The relays 42,44 are held energized to enable the machine cycle to continue, but if a detect echo is received, the respective relay is deenergized, causing shutdown.
A range adjuster device 46 can be incorporated for varying the time "window" and thus the range of an echo transmitted as a detect signal.
As noted above, a failsafe operation is contemplated, so that any failure in the safety system results in a machine shutdown. This is accomplished by looking for the echo signal from the reference target 36 occurring very shortly after the transmission, i.e., after approximately 0.5 milliseconds. If a signal of normal strength is received, this verifies operability of the various components. Additionally a continuity check of the various cable leads is made, and a fault signal is generated by the diagnostic circuit 48A, 48B if an open lead is detected; or if there is an absence of a reference echo from the target 36 after each cycle. Such fault signal is applied to the machine safety relays 42, 44, to cause shutdown to thus achieve a failsafe mode of operation.

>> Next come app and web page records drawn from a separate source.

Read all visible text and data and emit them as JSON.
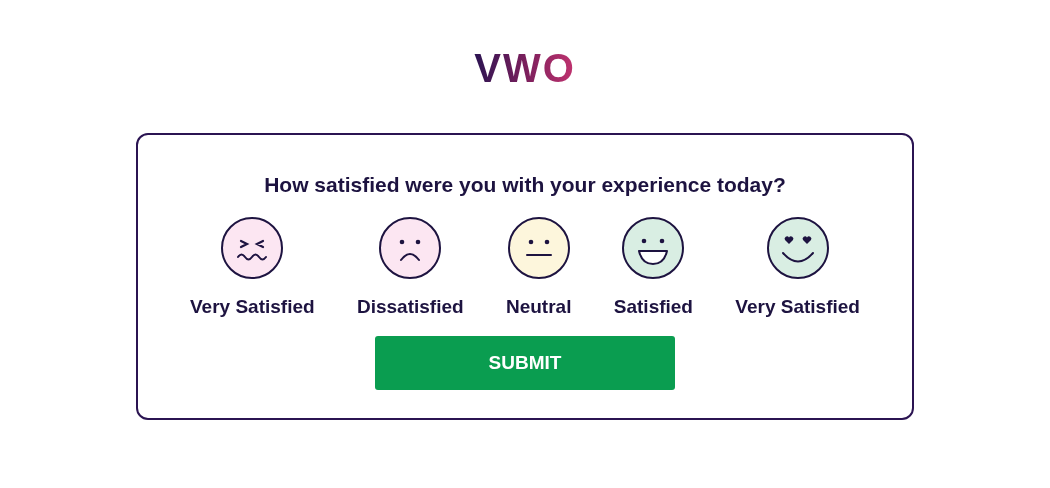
{
  "logo": "VWO",
  "survey": {
    "question": "How satisfied were you with your experience today?",
    "options": [
      {
        "label": "Very Satisfied",
        "kind": "scrunched",
        "color": "#fce6f2"
      },
      {
        "label": "Dissatisfied",
        "kind": "sad",
        "color": "#fce6f2"
      },
      {
        "label": "Neutral",
        "kind": "neutral",
        "color": "#fdf6dc"
      },
      {
        "label": "Satisfied",
        "kind": "grin",
        "color": "#d9eee3"
      },
      {
        "label": "Very Satisfied",
        "kind": "love",
        "color": "#d9eee3"
      }
    ],
    "submit": "SUBMIT"
  }
}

FIG. 4 shows a plot illustrating the operation of the timer circuits. The reference echo signal A occurs first shortly after the cycle begins.
A threshold exponential function X is applied which allows transmission of a detect signal of a predetermined magnitude after a predetermined time function, which goes to zero at a time corresponding to the maximum range of an object which will trigger machine shutdown, i.e., 12-14 inches.
Echo signals B at that time of a sufficient magnitude will thus result in transmission of a detect signal to the machine safety shutdown relays 42 or 44.
Echo signals C arriving at a later time from more distant objects do not fall in the envelope or result in transmission of a detect signal.
Thus, machine shutdown occurs only if an echo signal is received within the predetermined range established by the threshold function. Echo signals received in a time period outside that range do not result in a machine shutdown.
The predetermined range is set to be substantially less than the total range of movement of the table 18, yet of a sufficient distance to allow a safe stop to avoid a collision.
Thus, the entire pinch areas and adjacent side areas are protected, but only when the table position is such as to present a hazard, and shop personnel can enter these areas without triggering a shutdown as long as the table is out of range.